* **To do**: Check each line of the entries below for the word "text", and copy the lines that have it.

[Component data from apps and pages]

-.-.-

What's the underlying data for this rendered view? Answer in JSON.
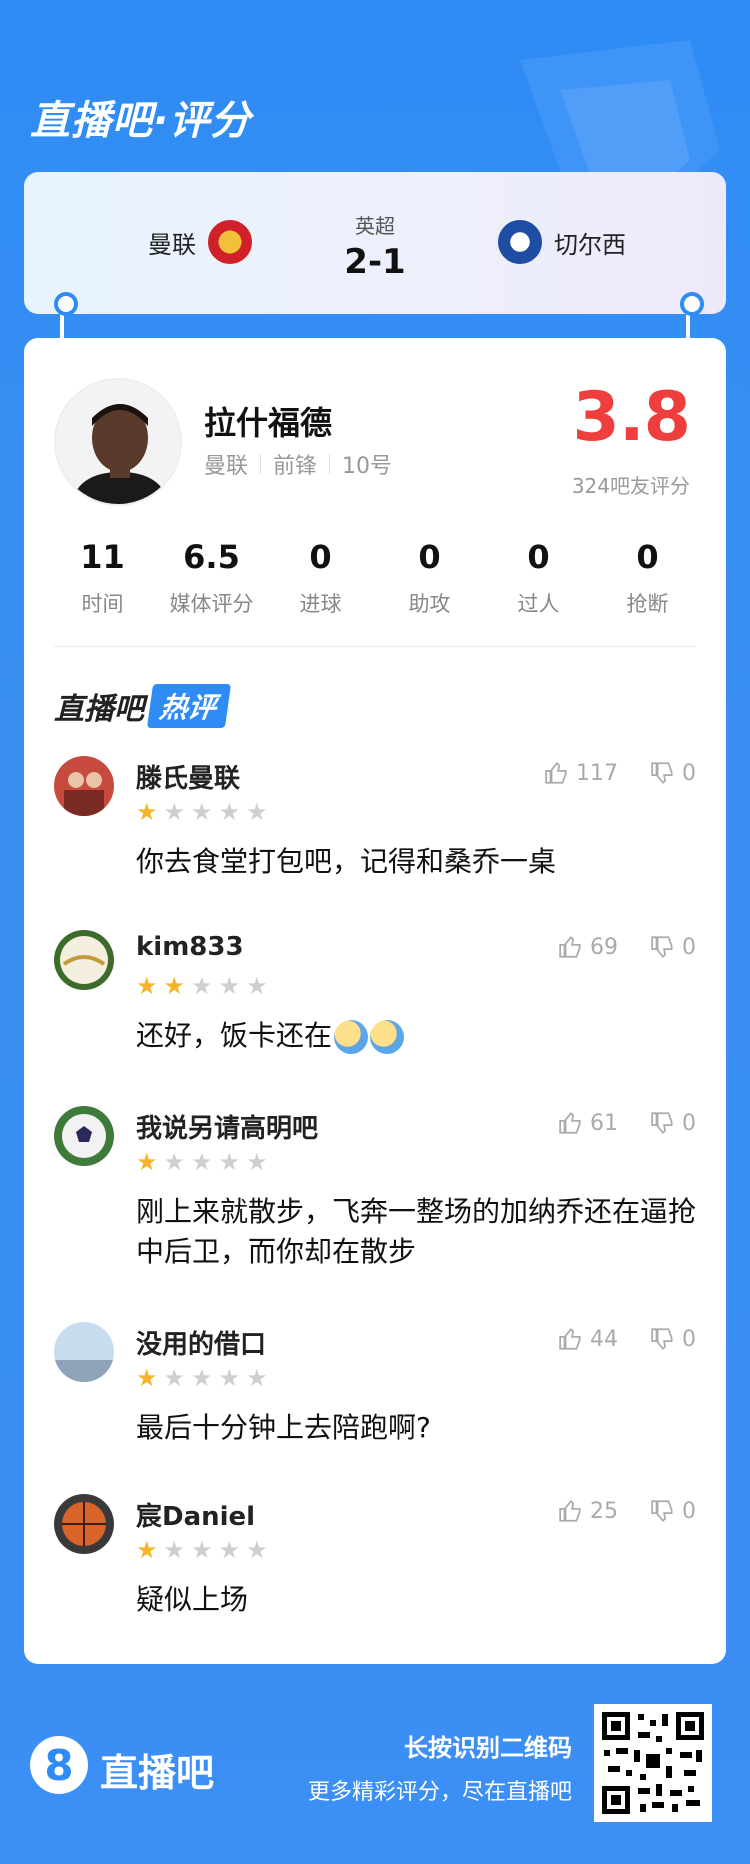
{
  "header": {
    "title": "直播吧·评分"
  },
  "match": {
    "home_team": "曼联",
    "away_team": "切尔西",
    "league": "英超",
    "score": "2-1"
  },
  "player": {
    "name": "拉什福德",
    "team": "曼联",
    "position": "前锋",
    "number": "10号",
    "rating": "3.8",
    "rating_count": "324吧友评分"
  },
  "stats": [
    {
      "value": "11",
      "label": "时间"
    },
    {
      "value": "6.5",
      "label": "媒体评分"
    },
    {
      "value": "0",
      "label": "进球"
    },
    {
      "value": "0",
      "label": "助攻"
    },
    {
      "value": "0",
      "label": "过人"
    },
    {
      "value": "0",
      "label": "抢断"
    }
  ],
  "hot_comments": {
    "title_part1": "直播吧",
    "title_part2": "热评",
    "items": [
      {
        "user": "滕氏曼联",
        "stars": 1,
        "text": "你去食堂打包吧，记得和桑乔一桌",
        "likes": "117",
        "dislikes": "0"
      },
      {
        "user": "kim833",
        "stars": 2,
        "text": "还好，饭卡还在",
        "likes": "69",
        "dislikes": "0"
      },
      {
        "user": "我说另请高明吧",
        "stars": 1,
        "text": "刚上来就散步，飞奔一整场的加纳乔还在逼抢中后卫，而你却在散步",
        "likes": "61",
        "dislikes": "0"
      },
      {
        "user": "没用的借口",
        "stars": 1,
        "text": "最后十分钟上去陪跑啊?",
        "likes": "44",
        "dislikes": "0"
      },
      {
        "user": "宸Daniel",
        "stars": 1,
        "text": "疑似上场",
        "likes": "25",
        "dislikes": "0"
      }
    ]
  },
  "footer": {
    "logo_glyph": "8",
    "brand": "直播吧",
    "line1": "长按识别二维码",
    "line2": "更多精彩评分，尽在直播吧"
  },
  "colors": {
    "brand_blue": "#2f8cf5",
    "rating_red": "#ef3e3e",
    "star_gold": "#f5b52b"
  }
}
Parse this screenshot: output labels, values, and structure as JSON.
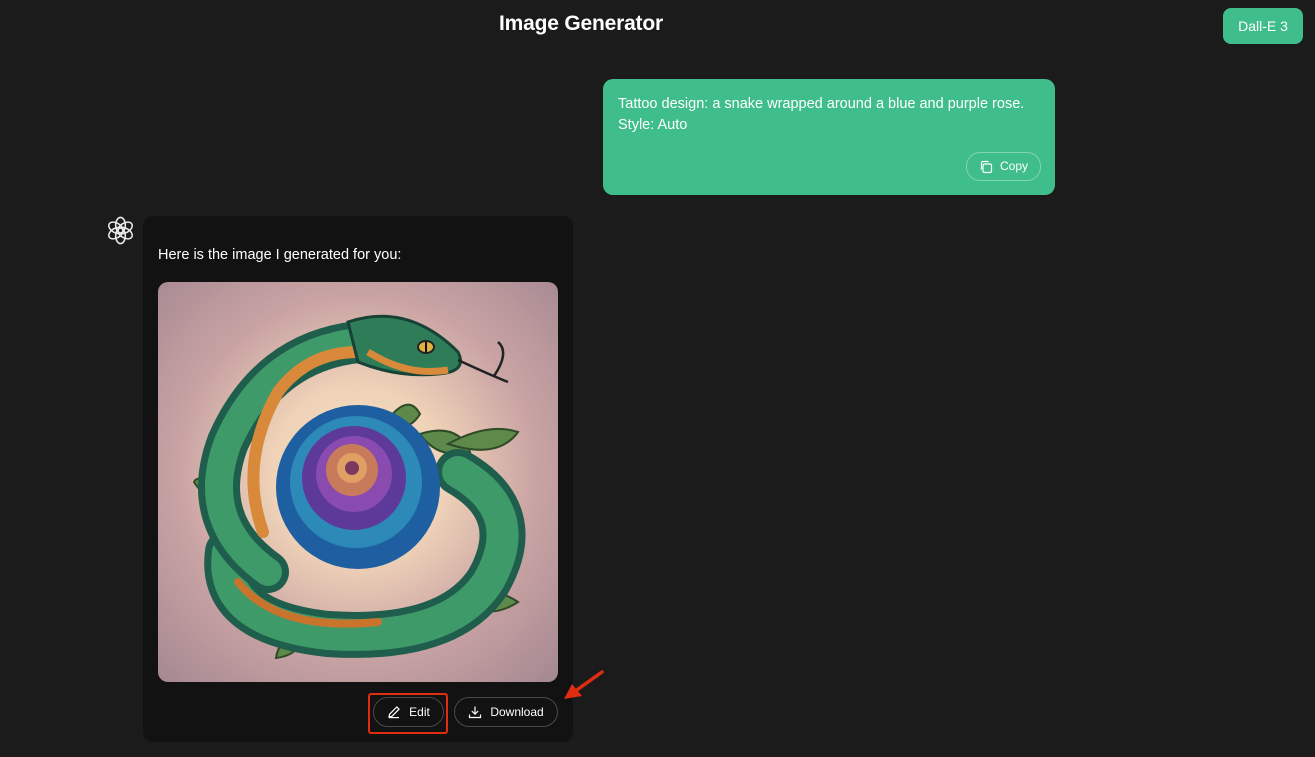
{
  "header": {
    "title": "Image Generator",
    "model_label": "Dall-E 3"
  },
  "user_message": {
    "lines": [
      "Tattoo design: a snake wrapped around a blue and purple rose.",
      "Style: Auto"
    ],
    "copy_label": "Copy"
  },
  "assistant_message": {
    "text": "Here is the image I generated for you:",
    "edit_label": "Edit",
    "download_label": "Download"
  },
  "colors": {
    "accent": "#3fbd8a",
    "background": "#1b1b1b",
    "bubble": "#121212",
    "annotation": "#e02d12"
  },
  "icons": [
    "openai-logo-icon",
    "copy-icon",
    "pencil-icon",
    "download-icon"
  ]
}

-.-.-

* **Solved exercise**:
        "text": "你去食堂打包吧，记得和桑乔一桌",
        "text": "还好，饭卡还在",
        "text": "刚上来就散步，飞奔一整场的加纳乔还在逼抢中后卫，而你却在散步",
        "text": "最后十分钟上去陪跑啊?",
        "text": "疑似上场",
    "text": "Here is the image I generated for you:",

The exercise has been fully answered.